> _ASSIGNED TASK_
Give the entries below again, word for word, and leave out the images.

══ DATA FOR THE TASK

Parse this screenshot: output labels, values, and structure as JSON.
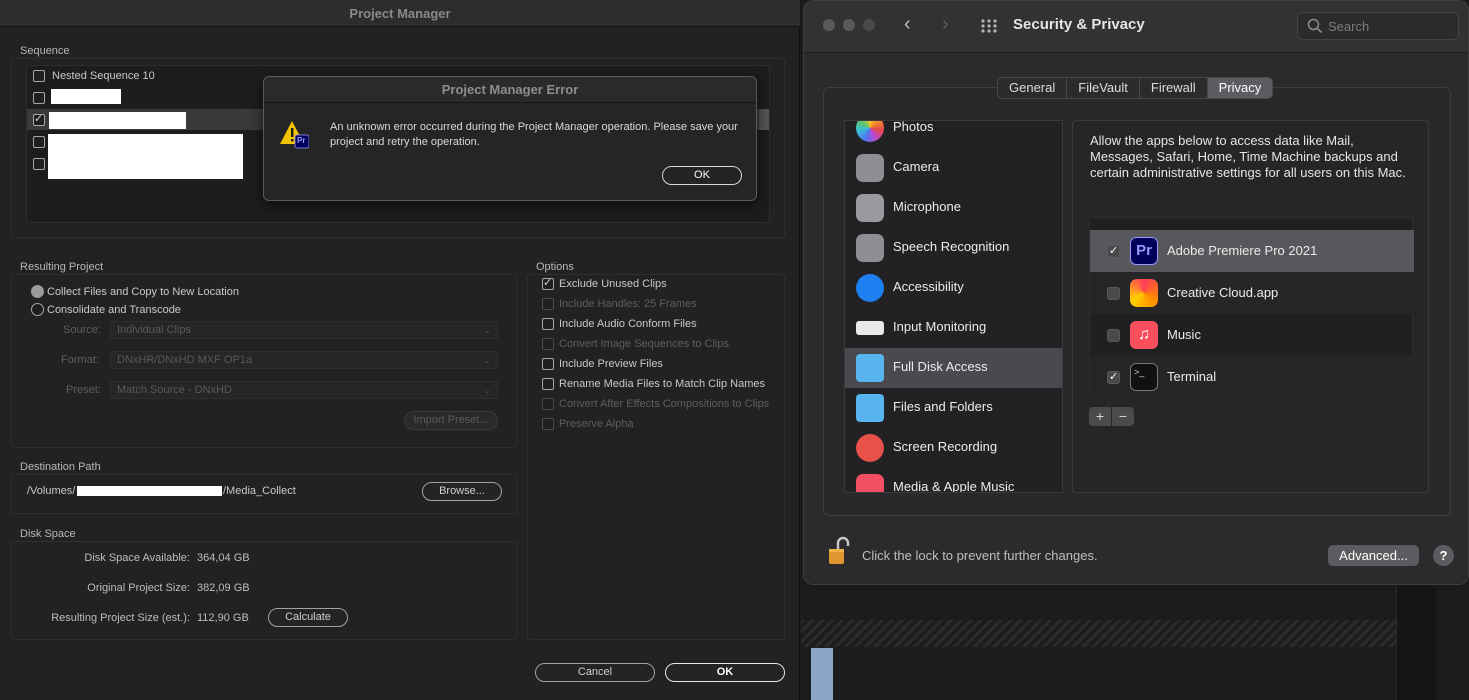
{
  "project_manager": {
    "title": "Project Manager",
    "sequence": {
      "label": "Sequence",
      "items": [
        {
          "label": "Nested Sequence 10",
          "checked": false
        },
        {
          "label": "",
          "checked": false
        },
        {
          "label": "",
          "checked": true
        },
        {
          "label": "",
          "checked": false
        },
        {
          "label": "",
          "checked": false
        }
      ]
    },
    "resulting_project": {
      "label": "Resulting Project",
      "option_collect": "Collect Files and Copy to New Location",
      "option_consolidate": "Consolidate and Transcode",
      "source_label": "Source:",
      "source_value": "Individual Clips",
      "format_label": "Format:",
      "format_value": "DNxHR/DNxHD MXF OP1a",
      "preset_label": "Preset:",
      "preset_value": "Match Source - DNxHD",
      "import_preset": "Import Preset..."
    },
    "options": {
      "label": "Options",
      "items": [
        {
          "label": "Exclude Unused Clips",
          "checked": true,
          "enabled": true
        },
        {
          "label": "Include Handles:  25 Frames",
          "checked": false,
          "enabled": false
        },
        {
          "label": "Include Audio Conform Files",
          "checked": false,
          "enabled": true
        },
        {
          "label": "Convert Image Sequences to Clips",
          "checked": false,
          "enabled": false
        },
        {
          "label": "Include Preview Files",
          "checked": false,
          "enabled": true
        },
        {
          "label": "Rename Media Files to Match Clip Names",
          "checked": false,
          "enabled": true
        },
        {
          "label": "Convert After Effects Compositions to Clips",
          "checked": false,
          "enabled": false
        },
        {
          "label": "Preserve Alpha",
          "checked": false,
          "enabled": false
        }
      ]
    },
    "destination": {
      "label": "Destination Path",
      "prefix": "/Volumes/",
      "suffix": "/Media_Collect",
      "browse": "Browse..."
    },
    "disk_space": {
      "label": "Disk Space",
      "available_label": "Disk Space Available:",
      "available_value": "364,04 GB",
      "original_label": "Original Project Size:",
      "original_value": "382,09 GB",
      "resulting_label": "Resulting Project Size (est.):",
      "resulting_value": "112,90 GB",
      "calculate": "Calculate"
    },
    "cancel": "Cancel",
    "ok": "OK",
    "error": {
      "title": "Project Manager Error",
      "message": "An unknown error occurred during the Project Manager operation. Please save your project and retry the operation.",
      "ok": "OK",
      "icon_badge": "Pr"
    }
  },
  "security_privacy": {
    "title": "Security & Privacy",
    "search_placeholder": "Search",
    "tabs": [
      "General",
      "FileVault",
      "Firewall",
      "Privacy"
    ],
    "active_tab": "Privacy",
    "categories": [
      {
        "label": "Photos",
        "icon": "photos-icon"
      },
      {
        "label": "Camera",
        "icon": "camera-icon"
      },
      {
        "label": "Microphone",
        "icon": "microphone-icon"
      },
      {
        "label": "Speech Recognition",
        "icon": "waveform-icon"
      },
      {
        "label": "Accessibility",
        "icon": "accessibility-icon"
      },
      {
        "label": "Input Monitoring",
        "icon": "keyboard-icon"
      },
      {
        "label": "Full Disk Access",
        "icon": "folder-icon"
      },
      {
        "label": "Files and Folders",
        "icon": "folder-icon"
      },
      {
        "label": "Screen Recording",
        "icon": "screen-record-icon"
      },
      {
        "label": "Media & Apple Music",
        "icon": "music-icon"
      }
    ],
    "selected_category": "Full Disk Access",
    "description": "Allow the apps below to access data like Mail, Messages, Safari, Home, Time Machine backups and certain administrative settings for all users on this Mac.",
    "apps": [
      {
        "label": "Adobe Premiere Pro 2021",
        "checked": true,
        "icon_text": "Pr"
      },
      {
        "label": "Creative Cloud.app",
        "checked": false,
        "icon_text": ""
      },
      {
        "label": "Music",
        "checked": false,
        "icon_text": "♫"
      },
      {
        "label": "Terminal",
        "checked": true,
        "icon_text": ">_"
      }
    ],
    "add": "+",
    "remove": "−",
    "lock_text": "Click the lock to prevent further changes.",
    "advanced": "Advanced...",
    "help": "?"
  }
}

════

> _ANSWER TO THIS TASK_
Parse this screenshot: output labels, values, and structure as JSON.
{
  "project_manager": {
    "title": "Project Manager",
    "sequence": {
      "label": "Sequence",
      "items": [
        {
          "label": "Nested Sequence 10",
          "checked": false
        },
        {
          "label": "",
          "checked": false
        },
        {
          "label": "",
          "checked": true
        },
        {
          "label": "",
          "checked": false
        },
        {
          "label": "",
          "checked": false
        }
      ]
    },
    "resulting_project": {
      "label": "Resulting Project",
      "option_collect": "Collect Files and Copy to New Location",
      "option_consolidate": "Consolidate and Transcode",
      "source_label": "Source:",
      "source_value": "Individual Clips",
      "format_label": "Format:",
      "format_value": "DNxHR/DNxHD MXF OP1a",
      "preset_label": "Preset:",
      "preset_value": "Match Source - DNxHD",
      "import_preset": "Import Preset..."
    },
    "options": {
      "label": "Options",
      "items": [
        {
          "label": "Exclude Unused Clips",
          "checked": true,
          "enabled": true
        },
        {
          "label": "Include Handles:  25 Frames",
          "checked": false,
          "enabled": false
        },
        {
          "label": "Include Audio Conform Files",
          "checked": false,
          "enabled": true
        },
        {
          "label": "Convert Image Sequences to Clips",
          "checked": false,
          "enabled": false
        },
        {
          "label": "Include Preview Files",
          "checked": false,
          "enabled": true
        },
        {
          "label": "Rename Media Files to Match Clip Names",
          "checked": false,
          "enabled": true
        },
        {
          "label": "Convert After Effects Compositions to Clips",
          "checked": false,
          "enabled": false
        },
        {
          "label": "Preserve Alpha",
          "checked": false,
          "enabled": false
        }
      ]
    },
    "destination": {
      "label": "Destination Path",
      "prefix": "/Volumes/",
      "suffix": "/Media_Collect",
      "browse": "Browse..."
    },
    "disk_space": {
      "label": "Disk Space",
      "available_label": "Disk Space Available:",
      "available_value": "364,04 GB",
      "original_label": "Original Project Size:",
      "original_value": "382,09 GB",
      "resulting_label": "Resulting Project Size (est.):",
      "resulting_value": "112,90 GB",
      "calculate": "Calculate"
    },
    "cancel": "Cancel",
    "ok": "OK",
    "error": {
      "title": "Project Manager Error",
      "message": "An unknown error occurred during the Project Manager operation. Please save your project and retry the operation.",
      "ok": "OK",
      "icon_badge": "Pr"
    }
  },
  "security_privacy": {
    "title": "Security & Privacy",
    "search_placeholder": "Search",
    "tabs": [
      "General",
      "FileVault",
      "Firewall",
      "Privacy"
    ],
    "active_tab": "Privacy",
    "categories": [
      {
        "label": "Photos",
        "icon": "photos-icon"
      },
      {
        "label": "Camera",
        "icon": "camera-icon"
      },
      {
        "label": "Microphone",
        "icon": "microphone-icon"
      },
      {
        "label": "Speech Recognition",
        "icon": "waveform-icon"
      },
      {
        "label": "Accessibility",
        "icon": "accessibility-icon"
      },
      {
        "label": "Input Monitoring",
        "icon": "keyboard-icon"
      },
      {
        "label": "Full Disk Access",
        "icon": "folder-icon"
      },
      {
        "label": "Files and Folders",
        "icon": "folder-icon"
      },
      {
        "label": "Screen Recording",
        "icon": "screen-record-icon"
      },
      {
        "label": "Media & Apple Music",
        "icon": "music-icon"
      }
    ],
    "selected_category": "Full Disk Access",
    "description": "Allow the apps below to access data like Mail, Messages, Safari, Home, Time Machine backups and certain administrative settings for all users on this Mac.",
    "apps": [
      {
        "label": "Adobe Premiere Pro 2021",
        "checked": true,
        "icon_text": "Pr"
      },
      {
        "label": "Creative Cloud.app",
        "checked": false,
        "icon_text": ""
      },
      {
        "label": "Music",
        "checked": false,
        "icon_text": "♫"
      },
      {
        "label": "Terminal",
        "checked": true,
        "icon_text": ">_"
      }
    ],
    "add": "+",
    "remove": "−",
    "lock_text": "Click the lock to prevent further changes.",
    "advanced": "Advanced...",
    "help": "?"
  }
}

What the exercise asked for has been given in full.